Graduated: BA History
Company: Sedgwick Museum of Earth Sciences
After graduating from the BA History in 2003, Sandra has been able to directly transfer many of the skills she learnt whilst at UEA to her role as an archivist.
Tell us about your career to date?
I am a professional archivist and manage original historical records. I began my career in Cambridge in 2004, at the Churchill Archives Centre. They have the papers of some well-known politicians including Sir Winston Churchill, Margaret Thatcher and John Major. I was fortunate enough to work with many of these records, providing researchers with guidance and undertaking cataloguing and digitisation projects.
My professional interests have centred on scientific records, partly fuelled by my study of the history of medicine at UEA. In 2008 I worked at the British Antarctic Survey, on a project to review old paper records which included Antarctic ship reports, accounts of disasters and publicity materials. At Birkbeck College University of London, I catalogued the papers of the academic and George Orwell biographer Bernard Crick.
My latest post is back in Cambridge at the Sedgwick Museum of Earth Sciences.
I have been organising the museums legacy records, which go back to the seventeenth century. They include hand-written fossil catalogues, sketches, geologists and palaeontologist's expedition notebooks, maps and photographs.
Why did you decide to study at UEA?
I just felt instantly at home at UEA as soon as we were shown around. The module options in history covered the areas I was most interested in, and I was able to take a politics module in my second year too. After seeing the various accommodation options, talking with students, seeing the library and other facilities, I never looked back.
Studying history at UEA was varied, and always surprising. Lecturers had a passion for their area of expertise and seminars were a good mix of student and staff participation.
How did you get your first job?
I had been an ‘Archives Official' at secondary school, helping to sort the old school records, so I pondered this as a career option and undertook some voluntary work at the Houses of Parliament. This was very eye opening, so I applied for Archives Assistant posts and finally got a post at Churchill Archives Centre in Cambridge.
Meanwhile, I studied part-time for my Master's in Archives and Records Management at University College London. This involved invigilating researchers, answering enquiries about the rich and varied collections, listing collections, preparing material for exhibitions and displays, and providing media companies with images.

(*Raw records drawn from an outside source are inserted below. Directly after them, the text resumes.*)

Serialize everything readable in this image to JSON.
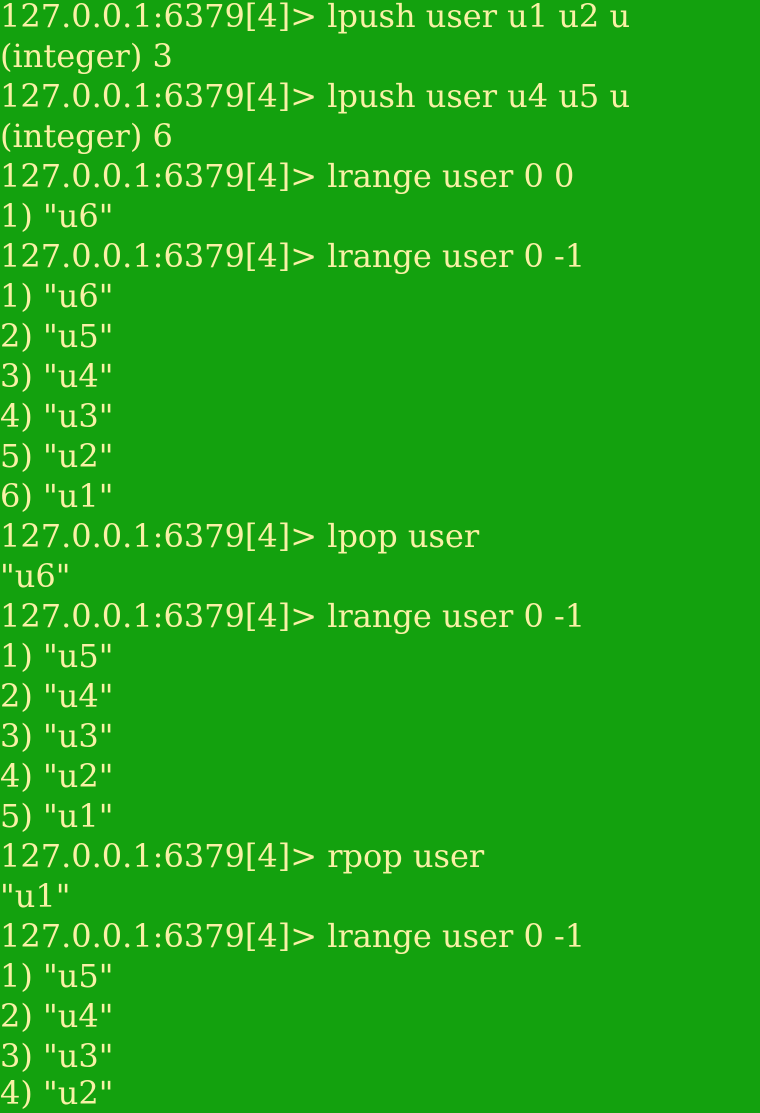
{
  "terminal": {
    "lines": [
      "127.0.0.1:6379[4]> lpush user u1 u2 u",
      "(integer) 3",
      "127.0.0.1:6379[4]> lpush user u4 u5 u",
      "(integer) 6",
      "127.0.0.1:6379[4]> lrange user 0 0",
      "1) \"u6\"",
      "127.0.0.1:6379[4]> lrange user 0 -1",
      "1) \"u6\"",
      "2) \"u5\"",
      "3) \"u4\"",
      "4) \"u3\"",
      "5) \"u2\"",
      "6) \"u1\"",
      "127.0.0.1:6379[4]> lpop user",
      "\"u6\"",
      "127.0.0.1:6379[4]> lrange user 0 -1",
      "1) \"u5\"",
      "2) \"u4\"",
      "3) \"u3\"",
      "4) \"u2\"",
      "5) \"u1\"",
      "127.0.0.1:6379[4]> rpop user",
      "\"u1\"",
      "127.0.0.1:6379[4]> lrange user 0 -1",
      "1) \"u5\"",
      "2) \"u4\"",
      "3) \"u3\"",
      "4) \"u2\""
    ]
  }
}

I was lucky to work here and met some amazing and interesting people. I even met the first president of Zambia.
How has your history degree helped you?
As an archivist my ability to undertake research is vital. I know where to look for information, and what sources could be useful. This enables me to provide a comprehensive service to researchers, as they often rely on my advice when planning their research activities.

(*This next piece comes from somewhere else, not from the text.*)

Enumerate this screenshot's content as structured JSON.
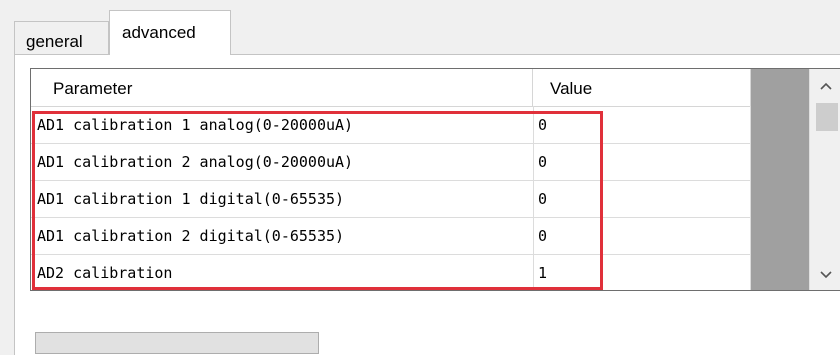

Studying a range of periods and topics has been very useful when working with twentieth century records, as I have done throughout my career. I have been able to utilise my interest in science and medical history, working with the records of biologists, physicists, geologists and explorers!
What has been your greatest achievement in your career so far?

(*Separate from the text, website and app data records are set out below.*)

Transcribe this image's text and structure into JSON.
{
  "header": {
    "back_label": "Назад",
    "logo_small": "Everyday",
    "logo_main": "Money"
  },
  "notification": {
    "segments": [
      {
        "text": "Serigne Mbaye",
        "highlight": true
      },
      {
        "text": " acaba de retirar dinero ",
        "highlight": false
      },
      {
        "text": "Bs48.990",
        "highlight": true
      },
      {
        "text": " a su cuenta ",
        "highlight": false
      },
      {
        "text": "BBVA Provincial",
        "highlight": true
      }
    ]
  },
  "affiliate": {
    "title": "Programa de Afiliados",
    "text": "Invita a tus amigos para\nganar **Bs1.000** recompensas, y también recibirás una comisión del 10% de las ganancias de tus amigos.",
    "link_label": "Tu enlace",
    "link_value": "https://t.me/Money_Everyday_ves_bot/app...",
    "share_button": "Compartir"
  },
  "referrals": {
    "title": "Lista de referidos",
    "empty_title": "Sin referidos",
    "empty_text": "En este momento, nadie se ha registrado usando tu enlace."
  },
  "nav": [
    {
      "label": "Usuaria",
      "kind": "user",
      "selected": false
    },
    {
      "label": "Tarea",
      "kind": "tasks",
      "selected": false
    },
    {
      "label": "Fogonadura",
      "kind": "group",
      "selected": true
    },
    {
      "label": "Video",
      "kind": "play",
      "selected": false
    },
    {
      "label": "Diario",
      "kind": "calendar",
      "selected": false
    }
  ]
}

I gave a talk in Barcelona in 2009 at the International Scientific Archives Conference about how scientists view their record keeping. The conference generated some great discussions, and Barcelona was a fabulous backdrop.